Third, we account for other government responses to the pandemic. Many communities that closed their schools did so at the same time as they implemented other measures to reduce the spread of COVID-19. The difficulty for researchers is how to disentangle the effect of school closures from those of other government policies such as stay-at-home orders and prohibitions on gatherings. To overcome this challenge, we take advantage of the fact that in Japan, prefectures have the primary responsibility for formulating public health policies to combat the pandemic, but it is up to municipalities to decide whether to close their elementary and junior high schools. Thus, by controlling for prefecture-level policies, we can focus on the variation across municipalities and isolate the effect of school closures.
Finally, to estimate the causal effect of shutting down schools, we use a statistical method known as “matching.” In essence, we select pairs of municipalities that are very similar on the dimensions discussed above—e.g., municipality-level characteristics, prior trend in COVID-19 cases, and prefecture-level policies—and differ only in whether they closed their schools. We then calculate whether these two paired groups of municipalities differ in the number of COVID-19 cases.
We do not find any evidence that school closures in Japan helped to reduce the spread of COVID-19 in spring 2020. Among our pairs of similar municipalities, municipalities that closed their schools had very similar levels of COVID-19 as those that kept their schools open. In other words, municipalities that shut down their schools imposed additional costs on their residents without receiving the supposed benefit of limiting the spread of the pandemic.
To further confirm our main finding, we show that our results hold across a host of alternative approaches to modeling the relationship between school closures and COVID-19 cases. These robustness checks all point to the same conclusion: There is no evidence that shutting down schools had a significant impact on limiting the spread of COVID-19.
The reason why we do not find an effect may be complex. It could be because children are less susceptible to the effects of COVID-19 and less likely to transmit the virus to others. Or it could be because Japanese students participated in stringent mitigation strategies such as physical distancing, mask wearing, and enhanced hygiene. Or it could be because we analyze data from the initial months and first strain of COVID-19, but community transmission has gotten significantly worse since spring 2020 with the introduction of new variants (e.g., the alpha and delta variants).

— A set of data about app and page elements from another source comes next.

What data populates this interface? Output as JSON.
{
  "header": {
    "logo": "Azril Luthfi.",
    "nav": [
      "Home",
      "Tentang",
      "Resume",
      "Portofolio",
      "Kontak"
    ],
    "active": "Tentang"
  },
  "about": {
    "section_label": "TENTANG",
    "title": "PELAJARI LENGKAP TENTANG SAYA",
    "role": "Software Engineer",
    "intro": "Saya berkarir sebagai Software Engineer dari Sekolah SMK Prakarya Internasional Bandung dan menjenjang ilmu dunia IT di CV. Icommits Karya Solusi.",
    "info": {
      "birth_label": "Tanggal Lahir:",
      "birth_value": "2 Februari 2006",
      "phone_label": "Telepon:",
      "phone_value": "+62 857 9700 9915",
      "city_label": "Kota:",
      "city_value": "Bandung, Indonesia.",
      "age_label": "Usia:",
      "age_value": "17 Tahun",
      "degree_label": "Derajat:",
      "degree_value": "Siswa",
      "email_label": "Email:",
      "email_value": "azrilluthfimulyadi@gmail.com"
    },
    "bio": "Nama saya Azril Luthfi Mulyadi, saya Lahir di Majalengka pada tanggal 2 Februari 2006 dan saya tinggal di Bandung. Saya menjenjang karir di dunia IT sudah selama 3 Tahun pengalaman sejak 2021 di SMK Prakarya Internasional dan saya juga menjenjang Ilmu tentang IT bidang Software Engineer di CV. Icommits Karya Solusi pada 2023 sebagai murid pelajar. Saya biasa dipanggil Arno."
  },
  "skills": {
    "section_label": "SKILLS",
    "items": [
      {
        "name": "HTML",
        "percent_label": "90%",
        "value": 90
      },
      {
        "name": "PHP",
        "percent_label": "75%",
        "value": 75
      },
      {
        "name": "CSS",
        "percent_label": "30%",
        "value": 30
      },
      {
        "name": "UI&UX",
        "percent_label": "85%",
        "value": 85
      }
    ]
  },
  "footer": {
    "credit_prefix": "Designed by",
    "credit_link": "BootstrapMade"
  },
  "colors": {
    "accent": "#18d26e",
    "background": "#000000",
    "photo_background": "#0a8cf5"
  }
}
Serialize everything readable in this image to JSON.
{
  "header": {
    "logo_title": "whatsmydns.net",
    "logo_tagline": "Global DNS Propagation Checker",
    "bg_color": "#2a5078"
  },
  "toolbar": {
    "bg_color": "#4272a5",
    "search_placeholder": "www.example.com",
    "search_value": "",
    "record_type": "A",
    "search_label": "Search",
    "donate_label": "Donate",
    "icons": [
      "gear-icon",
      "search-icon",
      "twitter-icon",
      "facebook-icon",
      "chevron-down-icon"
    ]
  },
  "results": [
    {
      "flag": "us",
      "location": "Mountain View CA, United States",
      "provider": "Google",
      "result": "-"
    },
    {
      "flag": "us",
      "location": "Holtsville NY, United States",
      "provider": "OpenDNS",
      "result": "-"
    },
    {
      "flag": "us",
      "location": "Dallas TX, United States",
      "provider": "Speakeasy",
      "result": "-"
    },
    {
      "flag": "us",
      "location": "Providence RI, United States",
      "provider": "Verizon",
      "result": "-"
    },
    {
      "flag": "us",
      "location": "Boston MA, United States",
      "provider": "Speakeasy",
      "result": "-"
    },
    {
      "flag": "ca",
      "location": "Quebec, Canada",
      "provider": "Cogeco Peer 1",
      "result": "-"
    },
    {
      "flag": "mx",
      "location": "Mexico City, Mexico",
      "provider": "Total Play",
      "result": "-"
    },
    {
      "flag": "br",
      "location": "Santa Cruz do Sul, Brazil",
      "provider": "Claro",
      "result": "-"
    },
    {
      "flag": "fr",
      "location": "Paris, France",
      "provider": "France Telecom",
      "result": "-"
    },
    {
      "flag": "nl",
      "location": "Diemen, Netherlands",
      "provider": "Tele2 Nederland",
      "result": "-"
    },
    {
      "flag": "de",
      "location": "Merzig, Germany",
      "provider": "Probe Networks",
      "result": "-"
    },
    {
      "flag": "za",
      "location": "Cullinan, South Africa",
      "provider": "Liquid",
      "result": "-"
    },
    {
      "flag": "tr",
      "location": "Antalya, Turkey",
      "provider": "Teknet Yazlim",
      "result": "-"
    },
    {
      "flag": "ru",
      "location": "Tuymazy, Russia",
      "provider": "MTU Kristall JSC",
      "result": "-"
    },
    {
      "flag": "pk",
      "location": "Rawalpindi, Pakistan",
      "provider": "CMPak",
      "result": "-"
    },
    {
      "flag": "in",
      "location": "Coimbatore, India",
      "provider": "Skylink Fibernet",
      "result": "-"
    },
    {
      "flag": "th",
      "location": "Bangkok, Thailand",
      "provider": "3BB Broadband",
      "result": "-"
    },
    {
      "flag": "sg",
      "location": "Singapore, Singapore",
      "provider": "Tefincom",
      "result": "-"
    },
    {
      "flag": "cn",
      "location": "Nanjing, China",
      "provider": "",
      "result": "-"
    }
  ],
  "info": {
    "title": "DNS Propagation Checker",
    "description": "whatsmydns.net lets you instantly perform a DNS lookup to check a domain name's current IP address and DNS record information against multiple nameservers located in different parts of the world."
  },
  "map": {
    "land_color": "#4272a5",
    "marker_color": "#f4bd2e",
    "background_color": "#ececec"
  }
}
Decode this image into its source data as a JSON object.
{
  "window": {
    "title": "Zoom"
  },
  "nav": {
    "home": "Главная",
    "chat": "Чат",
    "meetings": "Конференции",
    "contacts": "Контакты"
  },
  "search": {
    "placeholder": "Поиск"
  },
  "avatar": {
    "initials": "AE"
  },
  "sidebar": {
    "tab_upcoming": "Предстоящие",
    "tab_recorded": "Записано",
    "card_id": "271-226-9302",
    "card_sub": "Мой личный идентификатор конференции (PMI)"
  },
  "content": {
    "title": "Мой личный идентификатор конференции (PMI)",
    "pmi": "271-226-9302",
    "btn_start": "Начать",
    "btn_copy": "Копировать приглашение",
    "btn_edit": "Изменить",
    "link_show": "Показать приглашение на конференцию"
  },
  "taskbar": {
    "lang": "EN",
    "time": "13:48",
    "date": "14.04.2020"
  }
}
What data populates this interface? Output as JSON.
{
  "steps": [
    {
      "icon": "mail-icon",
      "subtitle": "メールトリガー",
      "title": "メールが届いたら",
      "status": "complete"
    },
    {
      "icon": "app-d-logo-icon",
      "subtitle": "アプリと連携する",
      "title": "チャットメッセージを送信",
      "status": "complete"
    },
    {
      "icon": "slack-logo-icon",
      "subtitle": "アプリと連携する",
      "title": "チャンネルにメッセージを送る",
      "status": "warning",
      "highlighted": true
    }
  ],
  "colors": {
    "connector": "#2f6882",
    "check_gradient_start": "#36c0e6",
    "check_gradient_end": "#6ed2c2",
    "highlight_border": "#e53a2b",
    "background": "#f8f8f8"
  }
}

While our article is not focused on identifying specific mechanisms, our results suggest that policymakers should be cautious in the future when considering whether to close schools to combat COVID-19, especially given the significant costs such policies can have for the well-being of children and parents. Our recommendation is that governments should monitor COVID-19 cases and school closures in each school district on a daily basis so that we can better evaluate the effectiveness of these policies.